Task to complete: Wherever a line of the listing holds the string "kind", copy that line.
======== Dataset excerpts
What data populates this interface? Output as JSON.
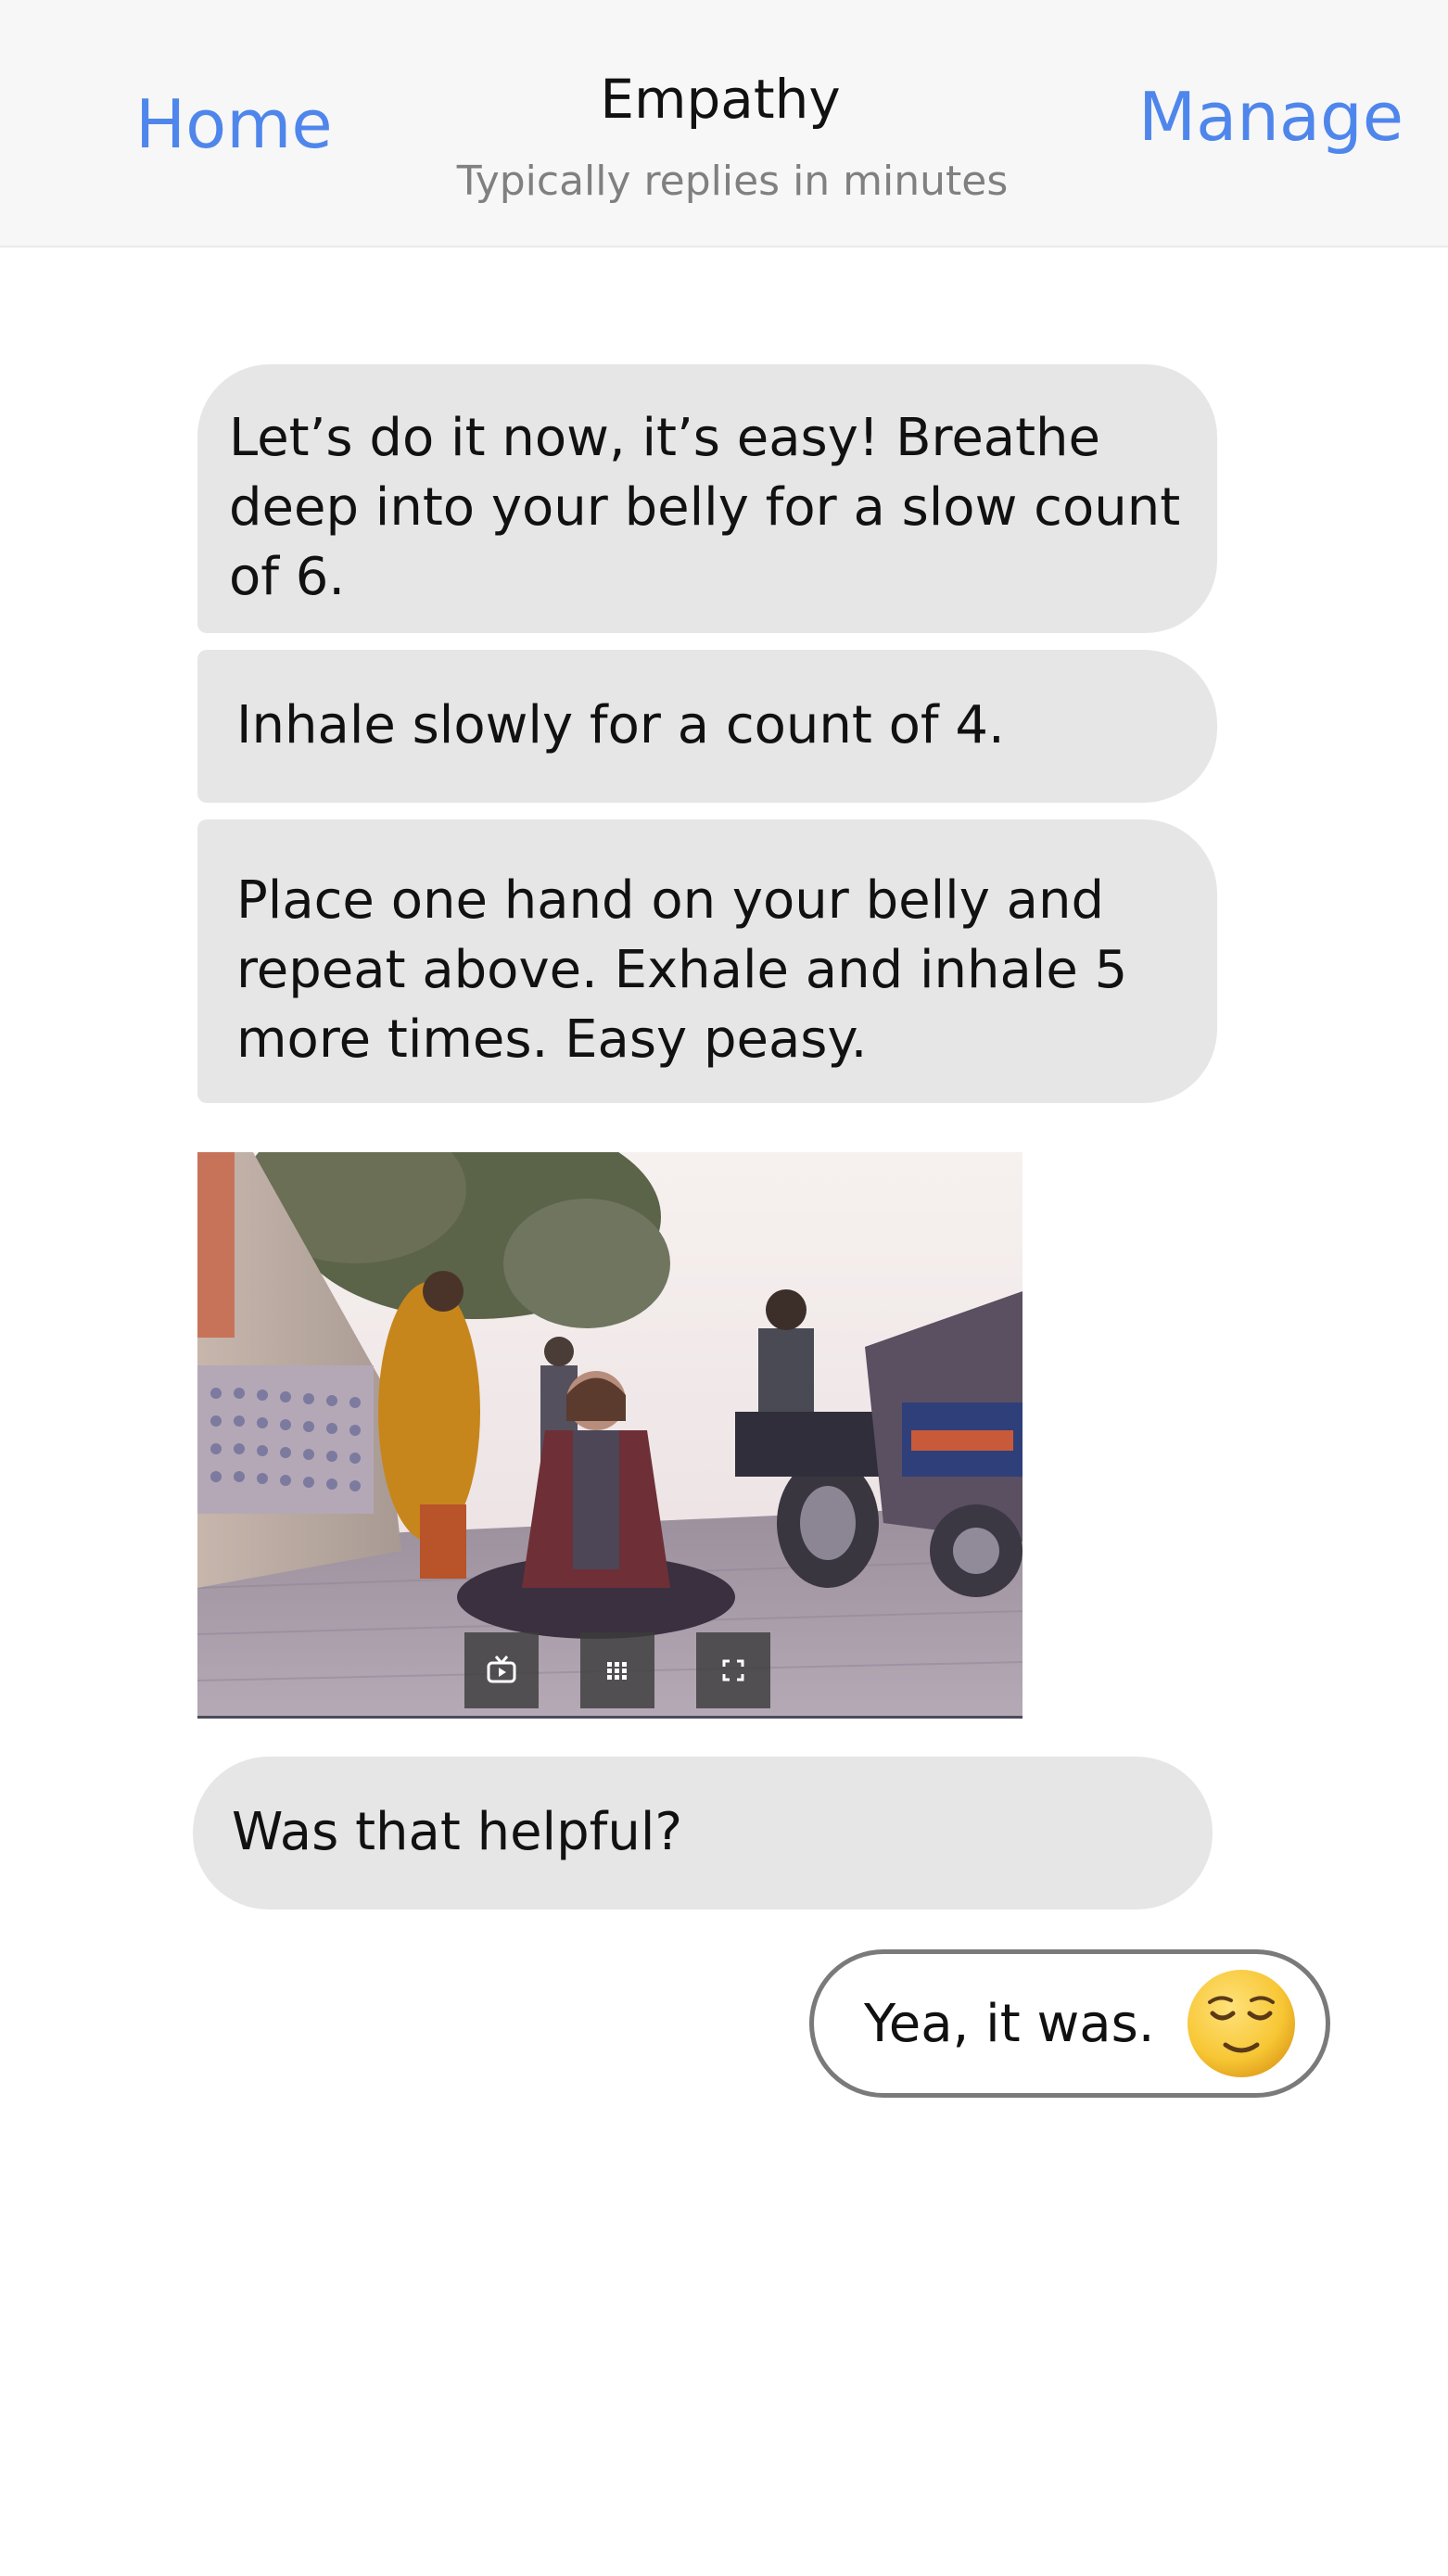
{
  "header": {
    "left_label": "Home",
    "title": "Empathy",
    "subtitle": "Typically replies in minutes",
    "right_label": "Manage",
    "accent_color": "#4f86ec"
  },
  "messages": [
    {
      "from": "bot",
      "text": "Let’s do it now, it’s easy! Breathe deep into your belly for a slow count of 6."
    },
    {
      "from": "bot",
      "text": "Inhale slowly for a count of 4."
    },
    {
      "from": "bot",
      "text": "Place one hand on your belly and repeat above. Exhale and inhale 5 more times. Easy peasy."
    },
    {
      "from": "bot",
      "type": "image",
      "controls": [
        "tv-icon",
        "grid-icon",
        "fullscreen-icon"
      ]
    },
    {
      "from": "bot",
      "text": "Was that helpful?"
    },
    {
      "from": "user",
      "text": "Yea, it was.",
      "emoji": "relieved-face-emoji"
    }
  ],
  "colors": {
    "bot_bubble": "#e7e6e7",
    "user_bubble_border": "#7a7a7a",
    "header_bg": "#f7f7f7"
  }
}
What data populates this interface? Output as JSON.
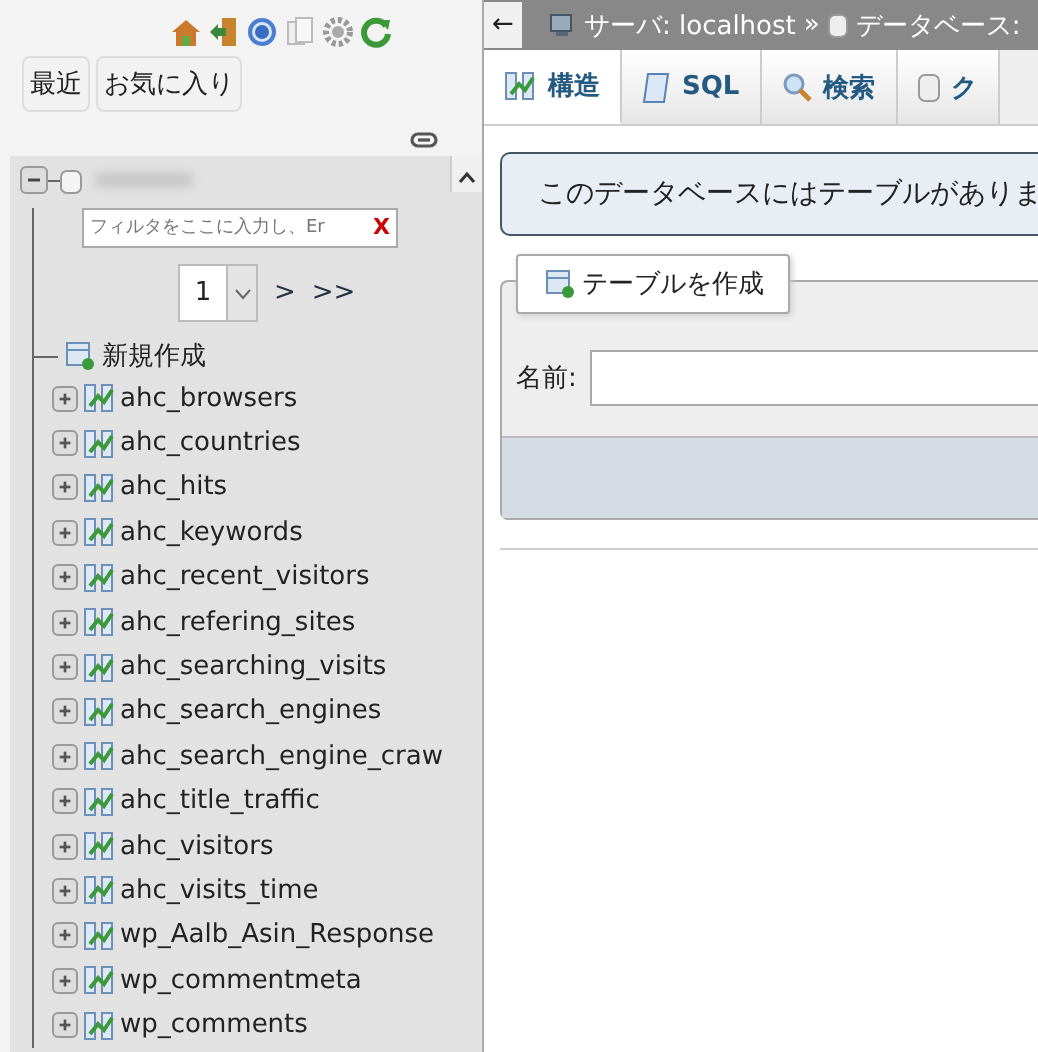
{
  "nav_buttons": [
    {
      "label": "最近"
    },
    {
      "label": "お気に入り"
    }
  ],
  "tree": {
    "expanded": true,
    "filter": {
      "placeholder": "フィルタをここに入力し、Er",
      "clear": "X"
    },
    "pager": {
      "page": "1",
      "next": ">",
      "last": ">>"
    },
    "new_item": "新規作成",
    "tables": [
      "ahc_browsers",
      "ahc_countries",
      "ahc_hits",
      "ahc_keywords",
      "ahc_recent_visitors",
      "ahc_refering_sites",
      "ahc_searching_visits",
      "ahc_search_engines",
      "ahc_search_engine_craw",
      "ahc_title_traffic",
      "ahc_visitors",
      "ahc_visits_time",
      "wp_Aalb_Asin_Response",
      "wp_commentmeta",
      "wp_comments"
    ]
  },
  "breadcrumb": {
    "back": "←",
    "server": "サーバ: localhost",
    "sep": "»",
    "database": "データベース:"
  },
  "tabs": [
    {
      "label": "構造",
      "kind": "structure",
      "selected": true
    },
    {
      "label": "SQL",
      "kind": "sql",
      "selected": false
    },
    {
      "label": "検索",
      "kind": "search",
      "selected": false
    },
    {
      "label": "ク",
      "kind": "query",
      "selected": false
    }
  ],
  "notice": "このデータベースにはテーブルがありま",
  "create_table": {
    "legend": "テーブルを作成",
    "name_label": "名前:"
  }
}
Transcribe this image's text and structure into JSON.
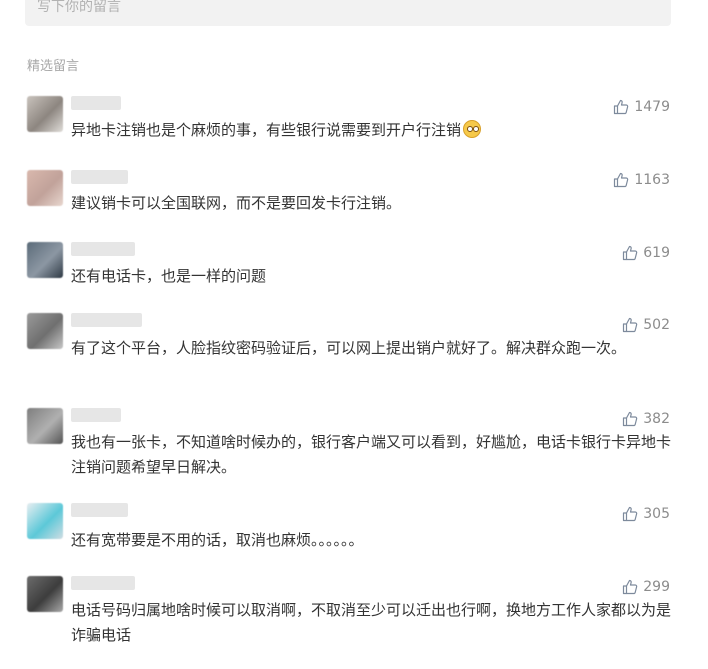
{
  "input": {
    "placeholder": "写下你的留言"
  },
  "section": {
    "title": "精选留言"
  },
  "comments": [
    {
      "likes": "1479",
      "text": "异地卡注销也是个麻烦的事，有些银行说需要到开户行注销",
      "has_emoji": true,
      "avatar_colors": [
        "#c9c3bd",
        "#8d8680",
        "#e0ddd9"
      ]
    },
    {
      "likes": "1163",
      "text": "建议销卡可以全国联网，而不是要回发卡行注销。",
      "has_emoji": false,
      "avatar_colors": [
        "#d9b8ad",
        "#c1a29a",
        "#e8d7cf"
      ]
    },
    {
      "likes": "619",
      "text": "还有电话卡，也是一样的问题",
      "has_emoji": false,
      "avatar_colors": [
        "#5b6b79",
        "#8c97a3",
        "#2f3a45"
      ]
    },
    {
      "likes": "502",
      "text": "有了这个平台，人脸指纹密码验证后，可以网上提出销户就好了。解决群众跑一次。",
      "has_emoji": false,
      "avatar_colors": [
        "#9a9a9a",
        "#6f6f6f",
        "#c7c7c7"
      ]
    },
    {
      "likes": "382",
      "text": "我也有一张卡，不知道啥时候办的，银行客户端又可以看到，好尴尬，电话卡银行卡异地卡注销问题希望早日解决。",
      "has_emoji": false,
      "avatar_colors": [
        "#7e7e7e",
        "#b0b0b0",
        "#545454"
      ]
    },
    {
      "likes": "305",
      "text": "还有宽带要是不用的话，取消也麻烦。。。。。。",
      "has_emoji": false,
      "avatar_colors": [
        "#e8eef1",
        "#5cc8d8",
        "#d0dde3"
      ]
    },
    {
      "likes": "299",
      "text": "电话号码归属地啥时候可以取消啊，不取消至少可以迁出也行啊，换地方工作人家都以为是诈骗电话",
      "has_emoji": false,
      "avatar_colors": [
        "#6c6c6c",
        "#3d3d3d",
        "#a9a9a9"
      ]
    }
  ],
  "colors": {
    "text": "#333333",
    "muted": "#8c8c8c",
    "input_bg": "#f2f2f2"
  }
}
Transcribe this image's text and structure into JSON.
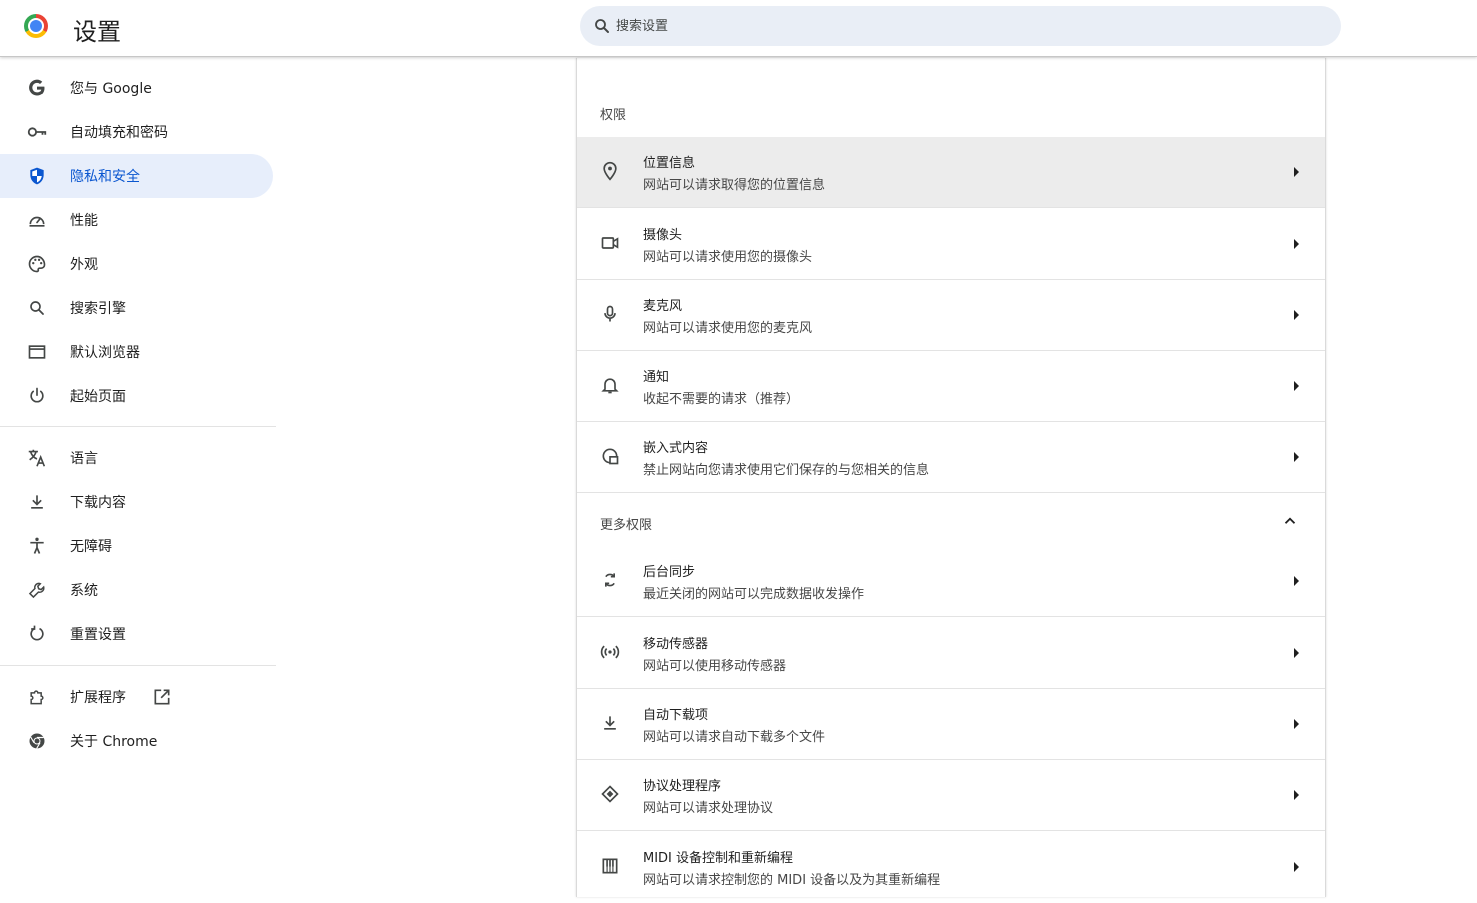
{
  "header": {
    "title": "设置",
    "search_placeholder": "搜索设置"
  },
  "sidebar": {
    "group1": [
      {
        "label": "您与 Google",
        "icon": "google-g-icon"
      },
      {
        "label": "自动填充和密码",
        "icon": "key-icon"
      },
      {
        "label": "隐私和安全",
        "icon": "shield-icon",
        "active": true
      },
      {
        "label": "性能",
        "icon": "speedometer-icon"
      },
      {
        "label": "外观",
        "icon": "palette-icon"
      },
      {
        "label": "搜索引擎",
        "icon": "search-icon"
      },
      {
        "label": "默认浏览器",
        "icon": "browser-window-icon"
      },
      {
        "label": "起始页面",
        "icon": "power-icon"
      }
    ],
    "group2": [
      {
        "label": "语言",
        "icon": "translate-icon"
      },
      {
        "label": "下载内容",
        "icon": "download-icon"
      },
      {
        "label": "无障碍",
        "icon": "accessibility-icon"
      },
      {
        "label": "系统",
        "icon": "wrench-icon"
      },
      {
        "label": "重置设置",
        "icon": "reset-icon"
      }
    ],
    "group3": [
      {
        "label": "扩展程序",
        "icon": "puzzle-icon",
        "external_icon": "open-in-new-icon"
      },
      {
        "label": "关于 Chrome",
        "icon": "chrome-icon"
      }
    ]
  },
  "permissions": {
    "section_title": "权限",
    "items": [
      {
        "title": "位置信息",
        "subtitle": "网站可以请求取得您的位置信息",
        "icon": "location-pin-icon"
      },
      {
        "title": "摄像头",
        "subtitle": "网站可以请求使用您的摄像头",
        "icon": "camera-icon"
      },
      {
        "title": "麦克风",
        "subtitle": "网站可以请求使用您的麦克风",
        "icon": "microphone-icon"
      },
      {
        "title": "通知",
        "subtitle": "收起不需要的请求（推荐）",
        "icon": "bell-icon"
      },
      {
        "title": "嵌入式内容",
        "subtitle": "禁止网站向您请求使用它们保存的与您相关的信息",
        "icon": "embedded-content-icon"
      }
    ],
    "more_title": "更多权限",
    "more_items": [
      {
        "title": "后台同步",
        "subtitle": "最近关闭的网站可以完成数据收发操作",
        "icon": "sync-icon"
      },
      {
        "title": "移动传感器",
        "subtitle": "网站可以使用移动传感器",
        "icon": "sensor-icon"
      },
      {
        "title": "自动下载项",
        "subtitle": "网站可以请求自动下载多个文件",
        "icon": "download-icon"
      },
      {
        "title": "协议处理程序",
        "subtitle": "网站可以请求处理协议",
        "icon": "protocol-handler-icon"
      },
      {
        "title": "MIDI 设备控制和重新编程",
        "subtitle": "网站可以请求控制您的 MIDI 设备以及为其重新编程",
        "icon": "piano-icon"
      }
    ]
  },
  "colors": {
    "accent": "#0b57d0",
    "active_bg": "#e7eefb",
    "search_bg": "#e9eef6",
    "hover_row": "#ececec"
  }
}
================
Your response:
      "kind": "structure",
      "kind": "sql",
      "kind": "search",
      "kind": "query",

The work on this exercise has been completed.